Vertz doesn't think Scaife needs to act consistently in his dual roles ... as publisher, and as future ex-husband: "I don't think it in anyway undermines those [free-press] interests just because he wishes to maintain his privacy." He can't imagine there would be a great deal of public interest in Scaife's divorce -- other than a search for salacious details.
There is a precedent for sealing court records in such cases. In a 1986 decision, the state's Superior Court judge held that divorce proceedings "frequently involve painful recollections of a failed marriage ... and testimony which, if published, could serve only to embarrass and humiliate the litigants." In general, the court the public has a vested interest in being able to ensure that courts are operating fairly, but "no legitimate purpose can be served by broadcasting the intimate details of a soured relationship" ... or in disclosing how marital property is divided.
In Allegheny County, Judge J. Stanton Wettig wrote in a 1992 decision, Bryan v. Bryan, that there is a need to both protect privacy and preserve the precedental record. In that case, Wettig sealed the financial data while leaving most of the record public -- the complaint, subsequent orders and distribution of property.
Even Momjian agrees that certain pieces of information, such as Social Security numbers and bank-account numbers, should be redacted from the record. But other than that, he says, Scaife's court case should be as open as the records of your neighbor.
Momjian recalled representing CNN talk-show host Larry King in a Philadelphia divorce and causing a stir when he and King's wife asked for a sealed proceeding. "There were 18 reporters there to cover this," Momjian said. "When the judge asked them why they were there, they simply said it's an open courtroom." The judge kept the proceeding open.
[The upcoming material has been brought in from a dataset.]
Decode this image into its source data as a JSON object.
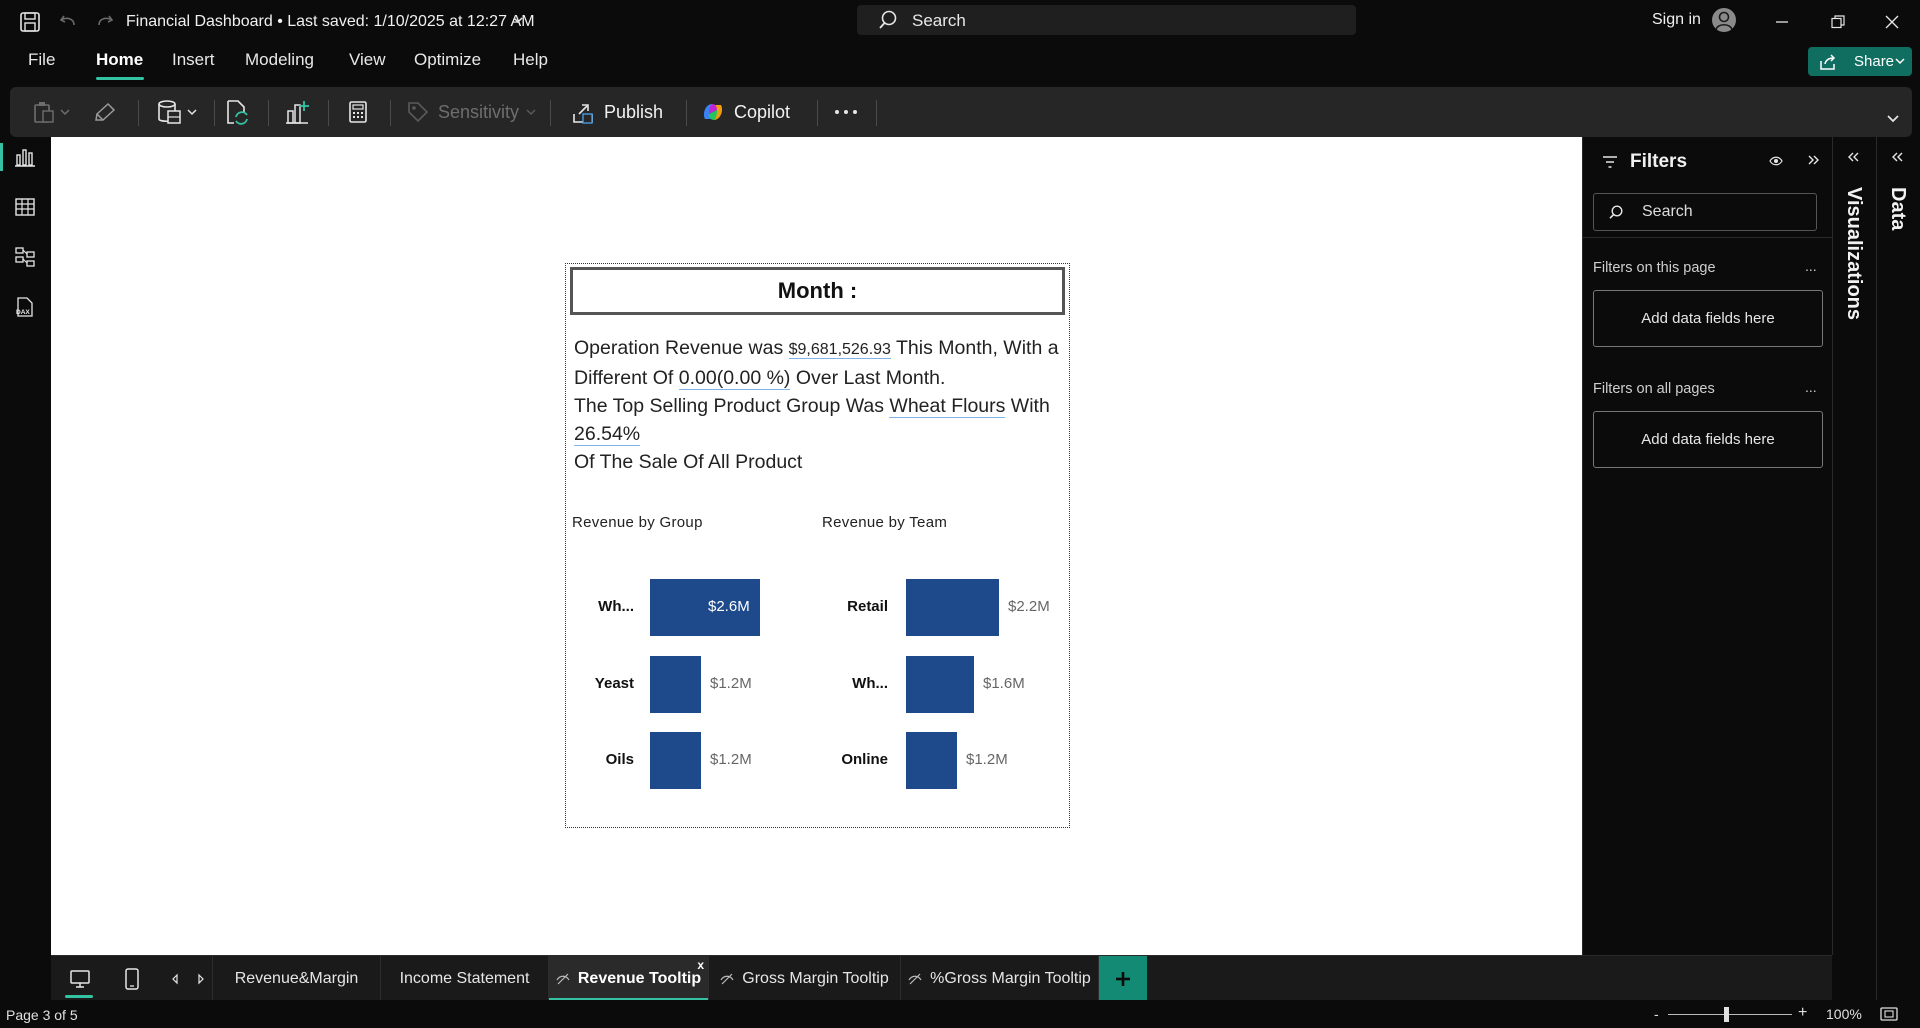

"Why should the rules be different just because someone has a billion dollars?" Momjian says. "If the law makes a bus driver reveal his income sources in a public record, then it should make Richard Scaife or anyone else do it too."
Some information may indeed come out in the days ahead. Just prior to CP's deadline, Pietragallo filed a pleading seeking hundreds of Ritchie Scaife's personal items, items he contends are in the possession of her husband. This action is not sealed, Pietragallo says, because it is a separate case filed outside of family court and will be assigned to another judge.
Otherwise, however, curious onlookers may have to content themselves with whatever tidbits Scaife chooses to disclose. In a rare April 11 interview with gossip columnist Grove, Scaife said he had no pre-nuptial agreement.
"[W]ish me luck," Scaife asked the columnist.